Still, it felt a bit like I was turning in a Frankenbaby. I haven't yet extended my revisions through the other existing chapters, and I've cut up a lot, added a lot, moved a lot around, and changed a lot. In my head, as the manuscript creator, the story is a patchwork of plotlines that have evolved over time but haven't necessarily been updated. I've toyed around with revisions before, but I've never shared a revised work with anyone, and frankly I've given up on revisions more than once because I got so fed up with the process (JUDGEMENT FREE ZONE). So handing in something that felt that hacked up was...weird.
Still, the process taught me what is probably the most important lesson I've learned in writing so far: letting go of perfection. What I see/expect in my head and what actually comes out on the paper are two different things, but the reader doesn't know that. This can go both ways (another important lesson I learned) (also, don't be gross), but it can work in your favor - the reader only knows what's on the page. They don't know what you feel like you left out, or what you meant to do with the character but forgot about, or how you wished you could have more accurately captured the clothing descriptions. All they know is what you give them, and they don't know about all the Frankenbaby scars it took to get there.
Although when I think about it, it still sometimes seems like a lawn that someone's done one too many donuts on.
What about you? Does revising make you feel as if your story is falling apart?

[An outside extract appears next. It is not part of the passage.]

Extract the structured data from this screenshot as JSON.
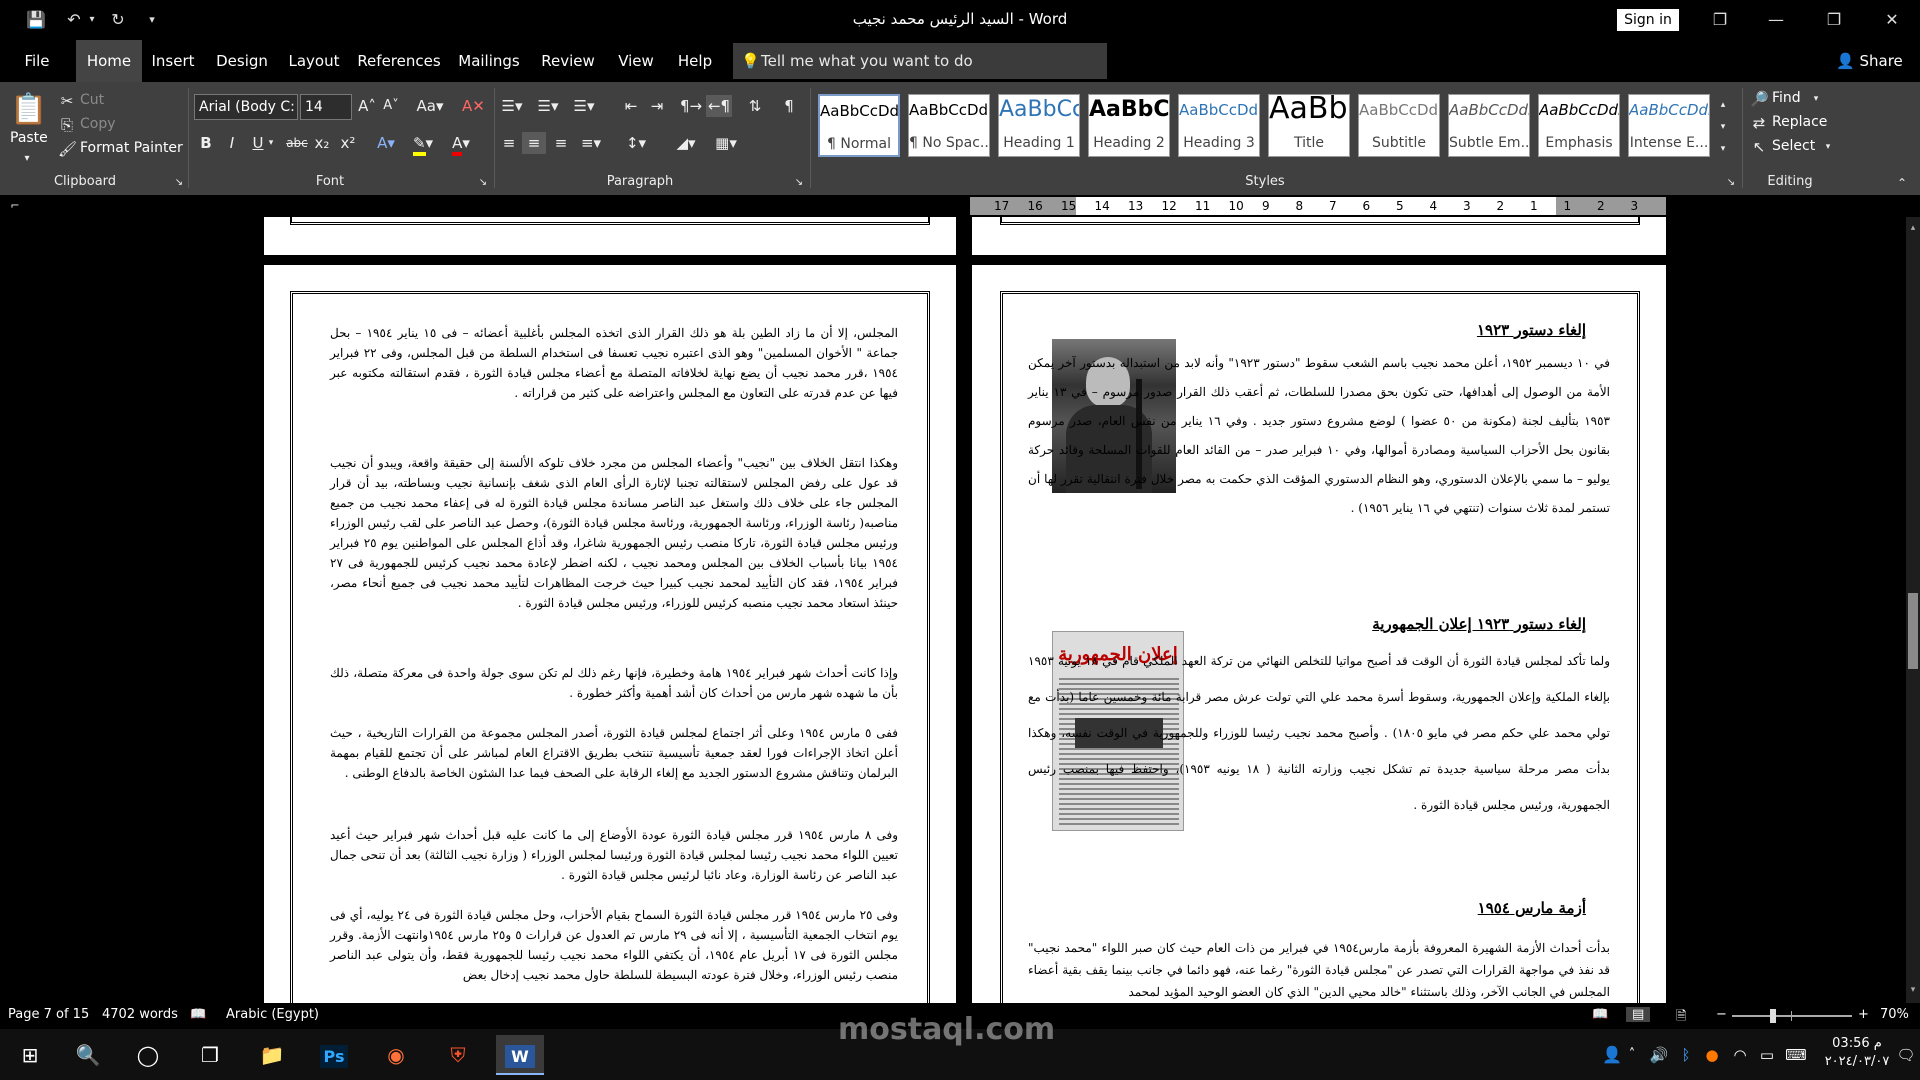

Do you struggle to keep up with all the loose ends? Or do you thrive on the thrill of the cut?